Peace Lily founder Dr. Najifa Choudhury shares her journey from CBD skeptic to CBD CEO
By Jeanelle Olson
Photography by Erin Kirkland
During pharmacy school at Wayne State University, Dr. Najifa Choudhury took up running to help with anxiety. But soon, severe knee pain had her wondering if she’d inherited the early arthritis that also affected her mom. A friend recommended CBD for the pain and Choudhury was taken aback. “I can’t use that!” she recalls saying. “That’s like… marijuana!”
Three years later, Choudhury, 28, is the founder and owner of Peace Lily, an online company that sells a variety of curated CBD products such as pills, serums and bath bombs. Because of her scientific background and experience using CBD, Choudhury is passionate about quality, sourcing and, as a pharmacist and teacher, educating her customers. Since launching her company in June 2019, Choudhury stands out in a white male-dominated industry. But she knows what makes her different also helps make her successful: “Being a minority woman is so rare in the CBD space,” she says. “I love the fact that I’m a female in this space because females have different needs and wants and a male-operated company would not understand what is needed.”

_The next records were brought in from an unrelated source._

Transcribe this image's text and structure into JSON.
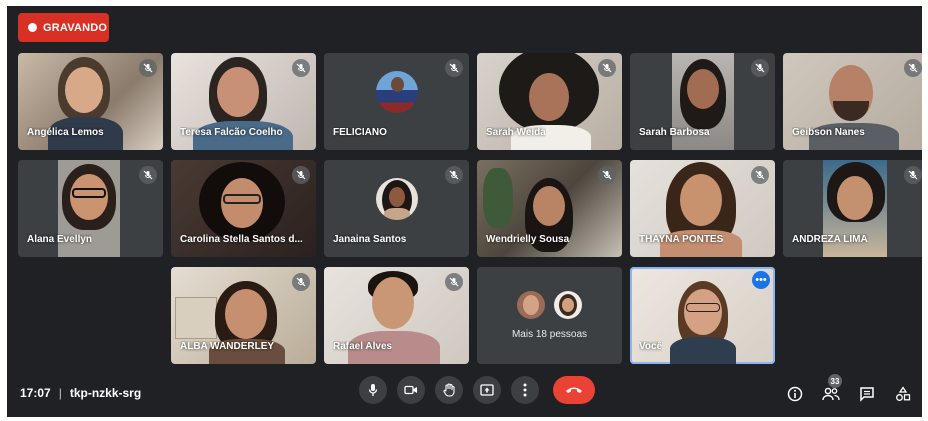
{
  "recording": {
    "label": "GRAVANDO"
  },
  "participants": [
    {
      "name": "Angélica Lemos"
    },
    {
      "name": "Teresa Falcão Coelho"
    },
    {
      "name": "FELICIANO"
    },
    {
      "name": "Sarah Weida"
    },
    {
      "name": "Sarah Barbosa"
    },
    {
      "name": "Geibson Nanes"
    },
    {
      "name": "Alana Evellyn"
    },
    {
      "name": "Carolina Stella Santos d..."
    },
    {
      "name": "Janaina Santos"
    },
    {
      "name": "Wendrielly Sousa"
    },
    {
      "name": "THAYNA PONTES"
    },
    {
      "name": "ANDREZA LIMA"
    },
    {
      "name": "ALBA WANDERLEY"
    },
    {
      "name": "Rafael Alves"
    },
    {
      "name": "Você"
    }
  ],
  "more_tile": {
    "label": "Mais 18 pessoas"
  },
  "meeting": {
    "time": "17:07",
    "separator": "|",
    "code": "tkp-nzkk-srg"
  },
  "people_count": "33",
  "icons": {
    "mic": "mic-icon",
    "camera": "camera-icon",
    "raise_hand": "hand-icon",
    "present": "present-icon",
    "more": "more-vert-icon",
    "end_call": "end-call-icon",
    "info": "info-icon",
    "people": "people-icon",
    "chat": "chat-icon",
    "activities": "activities-icon"
  },
  "colors": {
    "background": "#202124",
    "tile": "#3c4043",
    "end_call": "#ea4335",
    "recording": "#d93025",
    "self_border": "#8ab4f8"
  }
}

Choudhury, who lives in Troy, had an interesting journey from CBD skeptic to CBD CEO. (A quick primer: CBD, short for cannabidiol, is one of many compounds found in both hemp and marijuana plants. Unlike THC, the psychoactive compound also found in both plants, it doesn’t create a high.) Before trying CBD, Choudhury used her skills as a scientist and researcher to learn more about the product, deciding to try it only once she discovered that CBD products must contain less than 0.3% of the high-producing compound THC in order to be legally sold.
To her astonishment, her pain dissipated quickly. Choudhury soon learned about CBD’s other applications, including treating the anxiety that led her to running. “Listen, I’m a pharmacist, so I love medicine,” she says. “I was totally willing to go to the doctor and get on an anxiety medication.” That led her to wonder: With something as effective and natural as CBD, why did more people not know about it?
While Choudhury became a fan of CBD, she felt it was difficult to find high-quality products she could trust. “I noticed the local gas station was selling CBD. Family Video was selling CBD. Everyone was selling it,” she recalls. But the problem was transparency and information: It wasn’t like the gas station clerk would have a knowledgeable answer if someone had a question about, say, dosing or sourcing. “That made me really nervous, because I was using it myself, I was giving it to my mom, and I didn’t know what brand to trust.” At one point, a friend suggested Choudhury start her own company. An unexpected idea, maybe, but it made sense: She had a chemistry background, had gone to pharmacy school, and most importantly, loved and cared about the product.
While brainstorming names, Choudhury wanted to move away from cannabis references to distance her product from those that might contain THC. Instead, she wanted the brand to evoke a feeling or idea — and she immediately felt drawn to the idea of peace.
A bit of a plant nerd, Choudhury (who sources her products from a small farm in Oregon) ticked through plant names when the peace lily suddenly came to mind. With a simple line drawing of its namesake flower, she loves that the branding is professional and subtle: “I wanted anyone to be able to carry it in their bag and pull it out and use it without feeling self-conscious,” she says.
Because of her background, Choudhury says she draws customers who may be apprehensive about trying CBD. “I attract a lot of young professionals that are a bit wary of CBD and nervous about buying a product that claims to have no THC but ends up having it. The majority of the time, they end up loving my products so much that they place an order for their parents or grandparents.”
After Jessica Mosely met Choudhury at a networking event and learned that she was a pharmacist, the 33-year-old Waterford resident — who works in marketing and uses CBD for relief from arthritis and anxiety — “immediately trusted” Peace Lily’s products. “Najifa cares deeply about her customers and their needs,” she says.
Peace Lily reaches thousands of people each month, mostly via collaborations with other businesses, pop-ups and a retail presence in shops in Detroit and Grosse Pointe. Choudhury also ships out of state and has a solid client base in New York and Chicago, but she’s proud that most of her customers reside in Metro Detroit. Remarkably, Peace Lily is also a passion project: By day, Choudhury works as an ambulatory care pharmacist in a geriatric clinic and is an adjunct faculty member and instructor at the University of Michigan and Wayne State University.
As a pharmacist, Choudhury has an interesting take on what makes CBD so unique. “I think it really fills the gap when it comes to Western versus Eastern medicine,” she says. “Western medicine is great, but some people don’t want to go that route. And to give them another option to help with whatever they’re dealing with is so helpful.”